* [Aim of the exercise] In the data below, find every line that has the string "image", and copy it.

* [Information given]
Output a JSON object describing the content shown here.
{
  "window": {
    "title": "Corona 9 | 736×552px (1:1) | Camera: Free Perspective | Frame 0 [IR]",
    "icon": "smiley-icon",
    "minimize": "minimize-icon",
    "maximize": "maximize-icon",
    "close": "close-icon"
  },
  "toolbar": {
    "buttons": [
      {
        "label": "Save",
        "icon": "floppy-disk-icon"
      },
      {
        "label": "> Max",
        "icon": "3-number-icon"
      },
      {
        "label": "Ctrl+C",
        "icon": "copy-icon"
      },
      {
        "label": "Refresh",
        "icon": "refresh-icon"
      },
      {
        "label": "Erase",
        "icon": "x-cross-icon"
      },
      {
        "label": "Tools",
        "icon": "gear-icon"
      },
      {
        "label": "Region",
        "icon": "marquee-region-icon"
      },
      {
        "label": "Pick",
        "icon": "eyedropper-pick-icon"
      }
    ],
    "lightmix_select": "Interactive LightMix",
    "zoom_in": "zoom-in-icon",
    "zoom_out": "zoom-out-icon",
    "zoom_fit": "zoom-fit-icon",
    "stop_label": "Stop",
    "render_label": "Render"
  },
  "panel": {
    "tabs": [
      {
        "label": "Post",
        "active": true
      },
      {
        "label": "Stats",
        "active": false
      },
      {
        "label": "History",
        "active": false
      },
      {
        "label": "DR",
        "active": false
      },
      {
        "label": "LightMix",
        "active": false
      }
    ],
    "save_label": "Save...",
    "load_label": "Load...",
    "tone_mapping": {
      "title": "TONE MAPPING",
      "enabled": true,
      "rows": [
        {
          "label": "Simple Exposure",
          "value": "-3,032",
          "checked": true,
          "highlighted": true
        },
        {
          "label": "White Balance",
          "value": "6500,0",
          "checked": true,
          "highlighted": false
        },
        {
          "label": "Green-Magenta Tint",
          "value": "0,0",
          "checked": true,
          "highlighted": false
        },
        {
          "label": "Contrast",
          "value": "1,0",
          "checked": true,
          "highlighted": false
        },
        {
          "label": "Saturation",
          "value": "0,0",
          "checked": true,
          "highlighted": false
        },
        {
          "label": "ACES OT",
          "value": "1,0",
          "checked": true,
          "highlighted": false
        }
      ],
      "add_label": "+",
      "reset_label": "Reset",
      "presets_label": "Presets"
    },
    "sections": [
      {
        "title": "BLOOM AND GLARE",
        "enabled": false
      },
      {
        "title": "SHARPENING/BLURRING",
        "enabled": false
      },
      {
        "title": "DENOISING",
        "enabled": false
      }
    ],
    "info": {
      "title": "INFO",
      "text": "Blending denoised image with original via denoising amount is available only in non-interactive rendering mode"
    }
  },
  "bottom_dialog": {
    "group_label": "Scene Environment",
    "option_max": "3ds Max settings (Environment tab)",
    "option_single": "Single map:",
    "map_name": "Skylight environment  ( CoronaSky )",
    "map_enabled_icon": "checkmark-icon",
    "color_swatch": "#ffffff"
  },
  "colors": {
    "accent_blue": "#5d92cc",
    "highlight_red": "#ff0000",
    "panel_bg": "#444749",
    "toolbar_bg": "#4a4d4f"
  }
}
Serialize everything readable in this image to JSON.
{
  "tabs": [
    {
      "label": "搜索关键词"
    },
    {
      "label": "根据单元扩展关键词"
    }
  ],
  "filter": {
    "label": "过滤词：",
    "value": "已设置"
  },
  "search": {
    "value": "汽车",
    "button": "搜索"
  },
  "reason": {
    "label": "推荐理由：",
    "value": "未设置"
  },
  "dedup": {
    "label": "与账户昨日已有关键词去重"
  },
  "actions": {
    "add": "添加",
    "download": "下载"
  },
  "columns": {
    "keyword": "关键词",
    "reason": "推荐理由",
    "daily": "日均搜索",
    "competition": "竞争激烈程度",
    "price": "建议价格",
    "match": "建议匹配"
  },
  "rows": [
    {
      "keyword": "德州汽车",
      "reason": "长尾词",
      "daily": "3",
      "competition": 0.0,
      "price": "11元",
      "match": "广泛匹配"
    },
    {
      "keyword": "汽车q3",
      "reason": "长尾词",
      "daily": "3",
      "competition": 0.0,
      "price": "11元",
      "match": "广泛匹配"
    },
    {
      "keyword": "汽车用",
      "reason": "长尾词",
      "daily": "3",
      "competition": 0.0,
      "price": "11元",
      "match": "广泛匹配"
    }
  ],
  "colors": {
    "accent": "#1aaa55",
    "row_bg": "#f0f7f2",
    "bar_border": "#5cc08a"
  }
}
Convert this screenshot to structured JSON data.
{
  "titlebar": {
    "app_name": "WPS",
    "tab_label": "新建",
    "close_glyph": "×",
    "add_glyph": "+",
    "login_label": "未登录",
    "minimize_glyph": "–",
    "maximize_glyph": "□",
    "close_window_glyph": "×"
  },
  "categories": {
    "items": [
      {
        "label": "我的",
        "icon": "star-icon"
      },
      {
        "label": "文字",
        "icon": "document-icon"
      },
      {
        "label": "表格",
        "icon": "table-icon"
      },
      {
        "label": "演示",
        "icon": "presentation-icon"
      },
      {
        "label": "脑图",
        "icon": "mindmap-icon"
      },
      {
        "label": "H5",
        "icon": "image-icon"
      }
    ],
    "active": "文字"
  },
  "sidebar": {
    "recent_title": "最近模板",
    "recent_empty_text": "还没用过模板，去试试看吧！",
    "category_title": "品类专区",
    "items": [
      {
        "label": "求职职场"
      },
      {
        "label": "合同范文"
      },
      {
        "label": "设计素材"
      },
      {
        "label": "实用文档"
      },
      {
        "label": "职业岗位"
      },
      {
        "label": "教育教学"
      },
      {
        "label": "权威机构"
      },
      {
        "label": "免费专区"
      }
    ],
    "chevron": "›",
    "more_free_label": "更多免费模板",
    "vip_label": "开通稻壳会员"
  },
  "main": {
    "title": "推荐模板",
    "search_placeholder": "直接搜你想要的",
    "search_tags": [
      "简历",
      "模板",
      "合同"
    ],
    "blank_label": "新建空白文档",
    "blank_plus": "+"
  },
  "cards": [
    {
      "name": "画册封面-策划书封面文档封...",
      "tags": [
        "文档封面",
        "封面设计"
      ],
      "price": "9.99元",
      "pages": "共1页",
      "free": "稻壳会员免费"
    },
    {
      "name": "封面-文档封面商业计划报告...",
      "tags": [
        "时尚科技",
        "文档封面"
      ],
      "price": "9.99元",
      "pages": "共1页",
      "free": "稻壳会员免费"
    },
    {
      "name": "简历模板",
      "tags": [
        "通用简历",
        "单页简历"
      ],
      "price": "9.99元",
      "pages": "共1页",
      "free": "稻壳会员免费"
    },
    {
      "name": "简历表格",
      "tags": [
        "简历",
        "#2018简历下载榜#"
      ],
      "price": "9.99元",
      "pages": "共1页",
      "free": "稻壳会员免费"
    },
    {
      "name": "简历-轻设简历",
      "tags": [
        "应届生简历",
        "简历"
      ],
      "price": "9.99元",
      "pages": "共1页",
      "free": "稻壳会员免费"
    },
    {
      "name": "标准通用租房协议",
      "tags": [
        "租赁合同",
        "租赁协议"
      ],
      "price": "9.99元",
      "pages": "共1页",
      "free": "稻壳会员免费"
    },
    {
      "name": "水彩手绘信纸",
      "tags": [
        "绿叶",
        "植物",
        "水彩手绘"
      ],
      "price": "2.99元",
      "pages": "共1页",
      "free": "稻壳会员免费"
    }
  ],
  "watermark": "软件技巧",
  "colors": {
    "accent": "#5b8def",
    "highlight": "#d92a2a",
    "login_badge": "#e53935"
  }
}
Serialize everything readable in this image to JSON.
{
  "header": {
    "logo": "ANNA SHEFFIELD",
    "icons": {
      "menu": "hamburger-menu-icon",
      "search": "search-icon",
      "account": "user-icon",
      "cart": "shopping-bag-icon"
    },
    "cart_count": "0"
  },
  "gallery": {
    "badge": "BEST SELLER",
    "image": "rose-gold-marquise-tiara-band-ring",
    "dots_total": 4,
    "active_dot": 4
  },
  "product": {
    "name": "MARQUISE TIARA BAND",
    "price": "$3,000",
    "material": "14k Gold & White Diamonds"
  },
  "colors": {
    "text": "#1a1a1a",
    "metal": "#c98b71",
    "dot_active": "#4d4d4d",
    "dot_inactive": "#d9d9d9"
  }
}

* [Solution]
      "text": "Blending denoised image with original via denoising amount is available only in non-interactive rendering mode"
Serialize everything readable in this image to JSON.
        "icon": "image-icon"
Serialize everything readable in this image to JSON.
    "image": "rose-gold-marquise-tiara-band-ring",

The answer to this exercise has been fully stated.